You can then copy these two parameters to all the Card3D nodes, or - even better - link these parameters, so that the output camera for the panorama can then be modified: Right-click on the parameter from the first Card3D, Copy Link, then right-click on the same parameter of every other Card3D node, Paste Link.

If you intend to modify the camera orientation later, you can also link the same way the Rotate/camRotate parameter (those for the camera, not the card).

Note that when the Natron Card3D node is used in Nuke (where it appears as Card3DOFX), the node has an external Cam input, to which a Camera node may be connected. There may be a similar concept in future versions of Natron.

Building the panorama in Natron

First sketch: overlap the images

Make sure that the Output Components parameter in all readers is set to RGBA, so that images have a transparent value outside of their domain.

Now, connect the outpput of the first Card3D to the B input of a Merge node, connect the secont to the A input, the third to the A2 input, etc…

The output of the Merge node should show a first panorama, obtained by overlapping all images.

Drawing the masks

Add a Roto node after each LensDistortion, before each Card3D.

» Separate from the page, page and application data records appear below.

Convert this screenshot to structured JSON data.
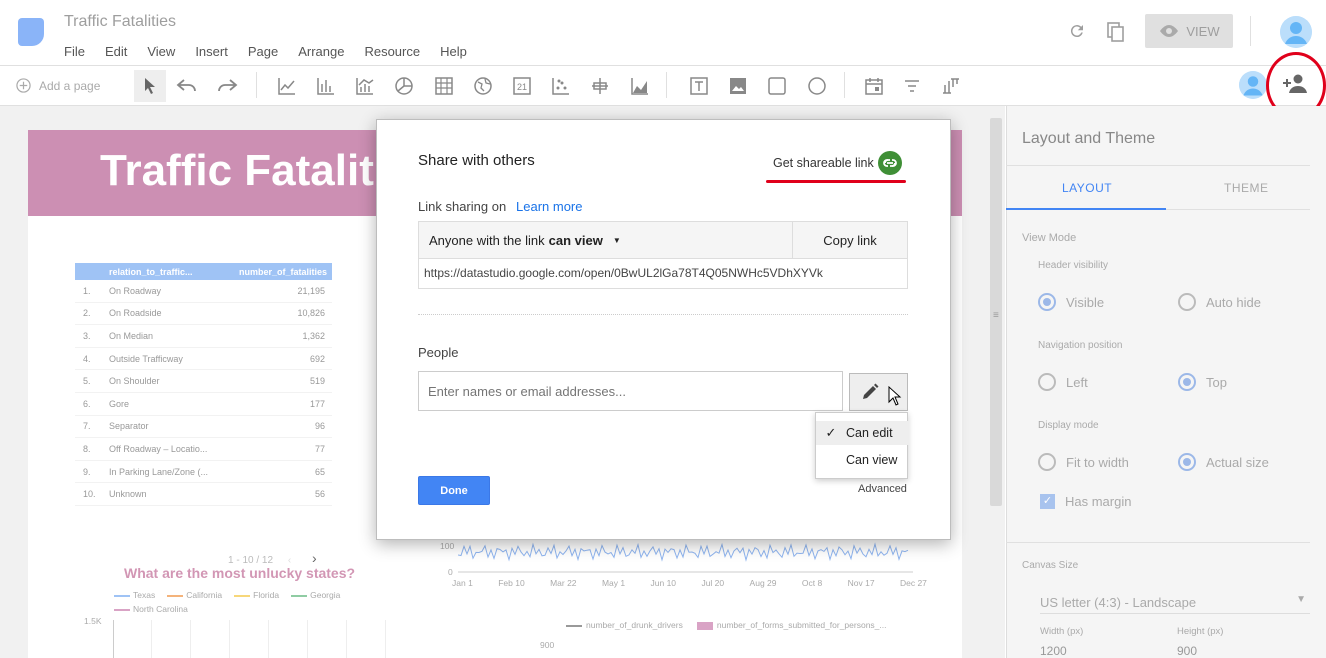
{
  "app": {
    "title": "Traffic Fatalities",
    "menu": [
      "File",
      "Edit",
      "View",
      "Insert",
      "Page",
      "Arrange",
      "Resource",
      "Help"
    ],
    "view_label": "VIEW"
  },
  "toolbar": {
    "add_page": "Add a page"
  },
  "report": {
    "banner_title": "Traffic Fatalities",
    "table": {
      "headers": [
        "relation_to_traffic...",
        "number_of_fatalities"
      ],
      "rows": [
        [
          "1.",
          "On Roadway",
          "21,195"
        ],
        [
          "2.",
          "On Roadside",
          "10,826"
        ],
        [
          "3.",
          "On Median",
          "1,362"
        ],
        [
          "4.",
          "Outside Trafficway",
          "692"
        ],
        [
          "5.",
          "On Shoulder",
          "519"
        ],
        [
          "6.",
          "Gore",
          "177"
        ],
        [
          "7.",
          "Separator",
          "96"
        ],
        [
          "8.",
          "Off Roadway – Locatio...",
          "77"
        ],
        [
          "9.",
          "In Parking Lane/Zone (...",
          "65"
        ],
        [
          "10.",
          "Unknown",
          "56"
        ]
      ]
    },
    "states_chart": {
      "title": "What are the most unlucky states?",
      "pager": "1 - 10 / 12",
      "legend": [
        "Texas",
        "California",
        "Florida",
        "Georgia",
        "North Carolina"
      ],
      "y_tick": "1.5K"
    },
    "timeline": {
      "x_ticks": [
        "Jan 1",
        "Feb 10",
        "Mar 22",
        "May 1",
        "Jun 10",
        "Jul 20",
        "Aug 29",
        "Oct 8",
        "Nov 17",
        "Dec 27"
      ],
      "y_ticks": [
        "100",
        "0"
      ],
      "legend": [
        "number_of_drunk_drivers",
        "number_of_forms_submitted_for_persons_..."
      ],
      "y2_tick": "900"
    }
  },
  "right_panel": {
    "title": "Layout and Theme",
    "tabs": [
      "LAYOUT",
      "THEME"
    ],
    "view_mode": "View Mode",
    "header_visibility": "Header visibility",
    "hv_options": [
      "Visible",
      "Auto hide"
    ],
    "nav_position": "Navigation position",
    "nav_options": [
      "Left",
      "Top"
    ],
    "display_mode": "Display mode",
    "dm_options": [
      "Fit to width",
      "Actual size"
    ],
    "has_margin": "Has margin",
    "canvas_size": "Canvas Size",
    "canvas_value": "US letter (4:3) - Landscape",
    "width_label": "Width (px)",
    "height_label": "Height (px)",
    "width_value": "1200",
    "height_value": "900"
  },
  "share_dialog": {
    "title": "Share with others",
    "get_link": "Get shareable link",
    "link_sharing": "Link sharing on",
    "learn_more": "Learn more",
    "access_prefix": "Anyone with the link",
    "access_level": "can view",
    "copy_link": "Copy link",
    "url": "https://datastudio.google.com/open/0BwUL2lGa78T4Q05NWHc5VDhXYVk",
    "people_label": "People",
    "people_placeholder": "Enter names or email addresses...",
    "perm_options": [
      "Can edit",
      "Can view"
    ],
    "done": "Done",
    "advanced": "Advanced"
  },
  "colors": {
    "accent": "#4285f4",
    "banner": "#cc8fb3",
    "annotation": "#e0001b"
  }
}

Only leave connected the A and B inputs to the Merge node to the two first Card3D nodes.

Check Premultiply in each Roto node, check that only the A channel is affected by Roto in its parameters, and start editing the roto mask on the second image, for which the LensDistortion output is connected to the A input of the Merge, while viewing the output of the Merge.

Set the compositing operator of each roto shape to “min” instead of “over”, so that the original image alpha gets masked by the roto shape.

Do not forget to add feather, especially in the overlap area.

Then, reconnect the A2 input to the third Card3D, and start editing its roto mask, always in “min” compositing mode.

Do the same with A3, A4, etc… and you should end up with a full panorama.

Future work

Camera response

See Camera response curve and Vig_optimize.

The values Ra Rb Rc Rd Re on the i line encode a color response curve (EMoR). See EMoRParamsin the hugin source code.

Exposure and color

See Vignetting and Vig_optimize.

Eev encodes the exposure, see ExposureValue in the hugin source code.

Er and Eb encode the red and blue multipliers, see WhiteBalanceRed and WhiteBalanceBlue in the hugin source code.


See Vignetting and Vig_optimize.

Va is always 1, see VigCorrMode in the hugin source code.

Vb Vc Vd encode the degree 2, 4 and 6 coefficients for vignette correction, see RadialVigCorrCoeff in the hugin source code.

Vx and Vy encode the vignetting center shift, see RadialVigCorrCenterShift in the hugin source code.


  • importing enblend masks, using them as roto masks

  • executing enblend externally (using RunScript maybe?)